(Soloway 2016: 19:19)

2. ‘The Gazed Gaze’. The camera shows the viewer how it feels to be the object of ‘the gaze’ (how it feels to be seen). This is not just an emotion, but a story where an intense consciousness is unveiled in relation to the growing power of the protagonist (the protagonist talk about how they become what men see, and what kind of effect they have on the world when they are being seen).

3. Returning the Gaze. As a way of telling the viewer “I see you seeing me”. With this, it becomes a way for minorities to not only be feeling seen, or show how it feels to be seen, but a way in which it is demanded that we rewrite our culture in a way, so women (or other minorities) no longer is the object, but also the subject (Soloway 2016: 22:52).

The Queer Gaze is a political platform where it is possible to break with the idea, that women’s success is limited to ‘being seen’ (Soloway 2016: 31:40). One always writes from one’s own perspective, which is why everyone is writing propaganda for themselves. This is a way to normalise one’s own experience. The Queer Gaze, then, is: “(…) a privilege generator: it’s storytelling to get you on somebody’s side” (ibid.: 28:16) and thereby a very conscious attempt to create empathy as a political tool. Soloway points to the fact that it is important to be aware of how we are not able to talk about what meanings the male and female body are inscribed, but what we can talk about is what is ‘masculine’ and ‘feminine’ and what these categories allow (ibid.: 44:40).

With this, we look at Transparent and Sense8. How are the creators truth(s) being told through these series? How do they create a socially relevant fight for recognition of non-normative identities?

Sources:

Barding, Antonia, Kæregaard, Marlene Bjørn, Eliasen, Kristina Maria Danielsen, Matthiassen, Anja Falkner & Stassen, Christoffer Trosborg (2015): Orange Is the New Black – Markante kvinderoller i nyere, amerikanske tv-serier. RUC, Bachelorproject. Read here

De Beauvoir(a), Simone (1999): “Første bind: Kendsgerninger og myter” i Det Andet Køn. Tidernes skifte, Nørhaven A/S Viborg.

Elias, Camelia (2009) Between Gazes: Feminist, Queer, and ‘Other’ Films. EYECORNER PRESS.

Freeman, Hadley (2017): Transparent’s Jill Soloway: ‘The words male and female describe who we used to be’. The Guardian. Read here

Mulvey, Laura (1991): Skuelysten og den fortællende film.
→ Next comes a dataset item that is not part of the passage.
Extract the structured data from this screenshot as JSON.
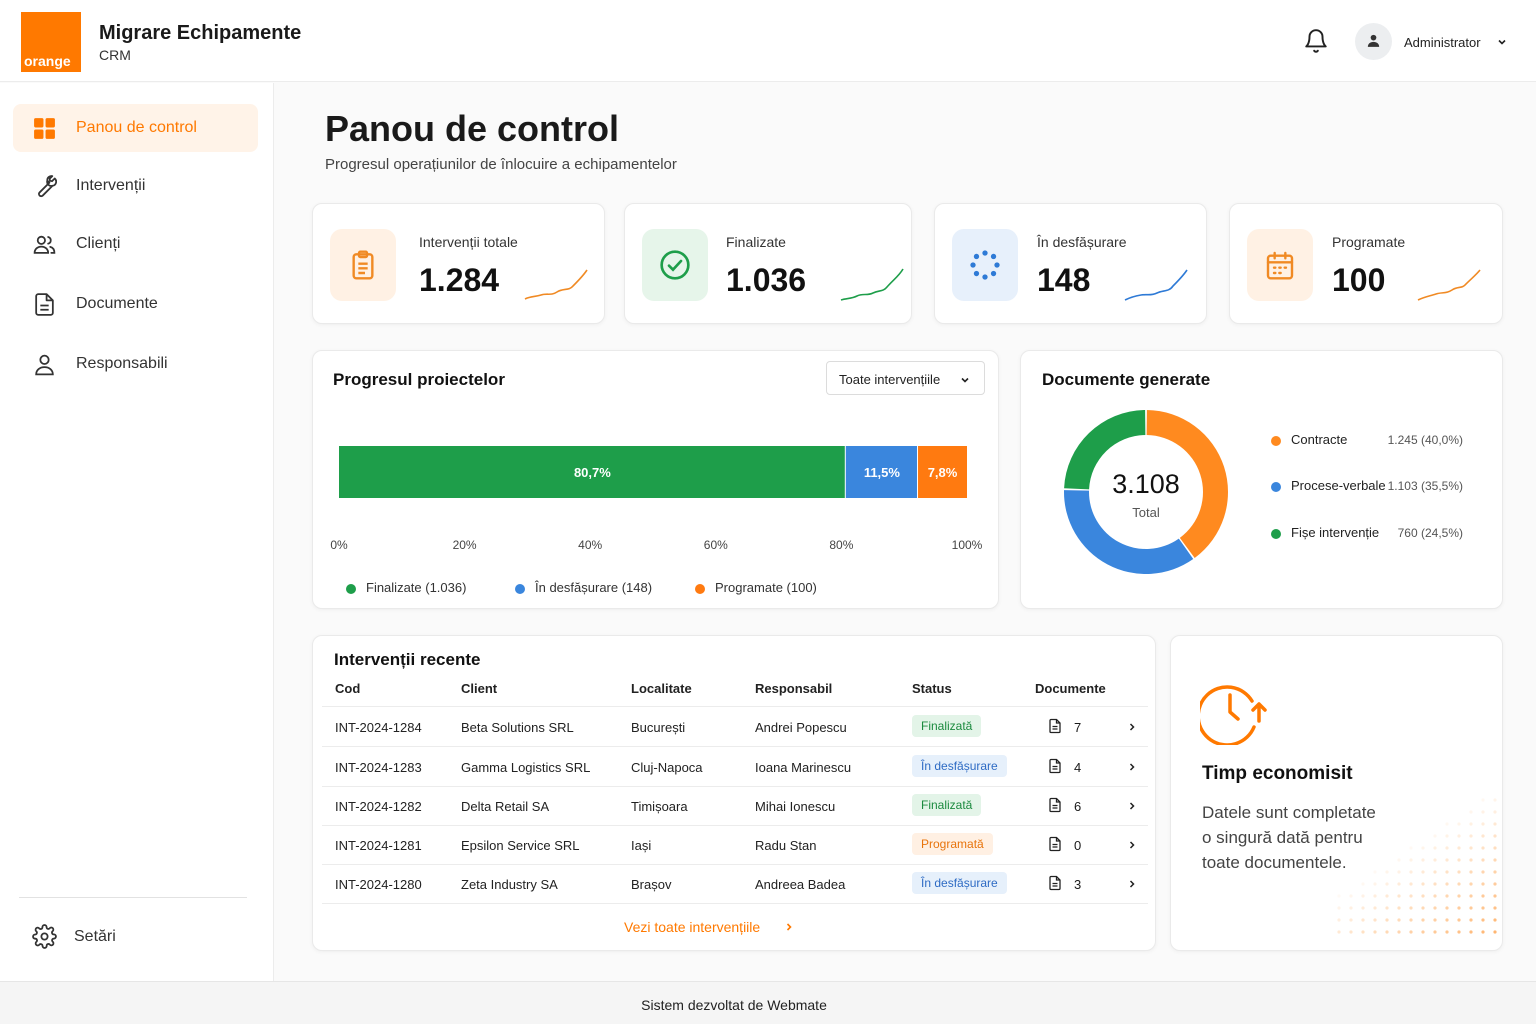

Oversættelse af Vibeke Pedersen i Tryllelygten, Tidsskrift for levende billeder. 1. årgang, nr. 1, redigeret af Palle Schantz Lauridsen, Steen Salomonsen, Flemming Søgaard Sørensen, Jens Toft.

Soloway, Jill (2016): The Female Gaze. Master Class, TIFF 2016. See here